During the sleep study you will be monitored for electrical activity of your brain, REM sleep, heart rate and blood oxygen levels. If it is confirmed that you do have obstructive sleep apnea you will be awakened and fitted with the CPAP machine which blows air into your nose and or mouth at a continuous rate to help keep your airway open. Once you go back to sleep the technician will adjust the flow until the best rate of airflow for you is determined.
After the sleep study, you may be required to purchase your CPAP machine for the time you need to use it or you may be able to rent one from a medical supply store. Any tubing you need for CPAP operation should be disposable and you can set up monthly delivery of supplies you need from the supply company. If it is determined that you need oxygen as a supplement to the CPAP then you can set up delivery of that, too, at the same time.
You may just need to wear an oral device, custom made and fitted by your dentist to help keep your tongue and soft palate from falling back and closing off your airway when you sleep. Keep in mind you should also limit the use of depressants like alcohol and sedatives which can make your condition worse.
Surgery may be required to remove the obstruction. You may be a candidate for surgery if you have a deviated septum or some other blockage that can safely be removed by a surgical procedure. Obviously, no surgery is completely safe and all precautions should be taken by you and your doctor before the surgery takes place. surgery should be considered only for the most severe cases of obstructive sleep apnea.

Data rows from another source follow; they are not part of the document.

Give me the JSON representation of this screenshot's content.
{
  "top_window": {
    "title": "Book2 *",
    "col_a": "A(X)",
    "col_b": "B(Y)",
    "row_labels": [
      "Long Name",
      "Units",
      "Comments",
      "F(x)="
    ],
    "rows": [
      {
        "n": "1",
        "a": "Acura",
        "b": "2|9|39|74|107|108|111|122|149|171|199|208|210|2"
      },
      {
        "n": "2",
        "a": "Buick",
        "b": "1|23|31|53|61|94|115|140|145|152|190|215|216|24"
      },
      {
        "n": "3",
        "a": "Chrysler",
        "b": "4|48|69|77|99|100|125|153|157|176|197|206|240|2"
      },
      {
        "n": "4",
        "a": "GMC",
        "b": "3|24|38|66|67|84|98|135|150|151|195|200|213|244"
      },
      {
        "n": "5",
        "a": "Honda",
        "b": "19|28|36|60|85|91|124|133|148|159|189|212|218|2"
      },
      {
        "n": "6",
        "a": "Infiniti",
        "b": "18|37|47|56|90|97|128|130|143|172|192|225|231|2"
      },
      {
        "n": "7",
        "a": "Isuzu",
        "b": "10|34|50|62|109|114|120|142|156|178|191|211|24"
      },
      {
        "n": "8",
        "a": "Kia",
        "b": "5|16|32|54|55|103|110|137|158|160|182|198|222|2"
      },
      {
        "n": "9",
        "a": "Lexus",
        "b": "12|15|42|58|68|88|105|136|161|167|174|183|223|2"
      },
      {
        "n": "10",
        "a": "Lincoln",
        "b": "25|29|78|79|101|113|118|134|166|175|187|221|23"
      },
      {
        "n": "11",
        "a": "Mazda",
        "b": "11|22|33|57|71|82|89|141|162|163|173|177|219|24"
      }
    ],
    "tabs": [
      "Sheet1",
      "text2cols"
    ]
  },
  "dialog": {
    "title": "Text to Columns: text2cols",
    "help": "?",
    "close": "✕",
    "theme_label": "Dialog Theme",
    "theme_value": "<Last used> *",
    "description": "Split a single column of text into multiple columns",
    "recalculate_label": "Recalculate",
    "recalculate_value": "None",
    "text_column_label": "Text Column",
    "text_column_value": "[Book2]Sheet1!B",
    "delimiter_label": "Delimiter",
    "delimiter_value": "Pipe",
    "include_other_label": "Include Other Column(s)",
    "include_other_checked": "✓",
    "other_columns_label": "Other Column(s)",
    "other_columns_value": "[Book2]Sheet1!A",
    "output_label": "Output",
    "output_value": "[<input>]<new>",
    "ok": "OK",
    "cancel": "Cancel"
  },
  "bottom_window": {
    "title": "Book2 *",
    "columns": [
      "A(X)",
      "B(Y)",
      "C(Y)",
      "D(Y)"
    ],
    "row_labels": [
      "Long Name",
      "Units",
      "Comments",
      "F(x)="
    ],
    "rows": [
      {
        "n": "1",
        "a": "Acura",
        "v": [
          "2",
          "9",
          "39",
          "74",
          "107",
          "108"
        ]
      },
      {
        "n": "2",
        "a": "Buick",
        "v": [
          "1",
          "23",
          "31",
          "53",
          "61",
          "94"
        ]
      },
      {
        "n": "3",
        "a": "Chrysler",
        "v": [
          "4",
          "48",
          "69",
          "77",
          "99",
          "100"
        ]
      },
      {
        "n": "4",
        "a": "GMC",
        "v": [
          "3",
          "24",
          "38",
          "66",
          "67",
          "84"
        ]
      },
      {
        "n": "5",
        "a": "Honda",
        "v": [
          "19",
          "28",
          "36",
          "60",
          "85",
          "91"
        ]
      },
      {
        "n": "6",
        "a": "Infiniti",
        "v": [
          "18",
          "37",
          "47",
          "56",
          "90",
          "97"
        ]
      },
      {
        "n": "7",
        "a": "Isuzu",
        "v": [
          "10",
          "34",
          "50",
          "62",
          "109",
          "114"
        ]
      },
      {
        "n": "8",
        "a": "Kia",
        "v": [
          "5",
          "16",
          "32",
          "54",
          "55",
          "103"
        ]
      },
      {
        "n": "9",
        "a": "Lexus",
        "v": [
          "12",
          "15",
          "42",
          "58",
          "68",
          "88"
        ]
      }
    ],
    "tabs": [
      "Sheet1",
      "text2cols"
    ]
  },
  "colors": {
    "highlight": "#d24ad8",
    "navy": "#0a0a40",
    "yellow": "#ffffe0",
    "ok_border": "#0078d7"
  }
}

These are all options you have for obstructive sleep apnea treatment. It all depends on the severity of the apnea you are diagnosed with as to what treatment options you and you doctor choose for you.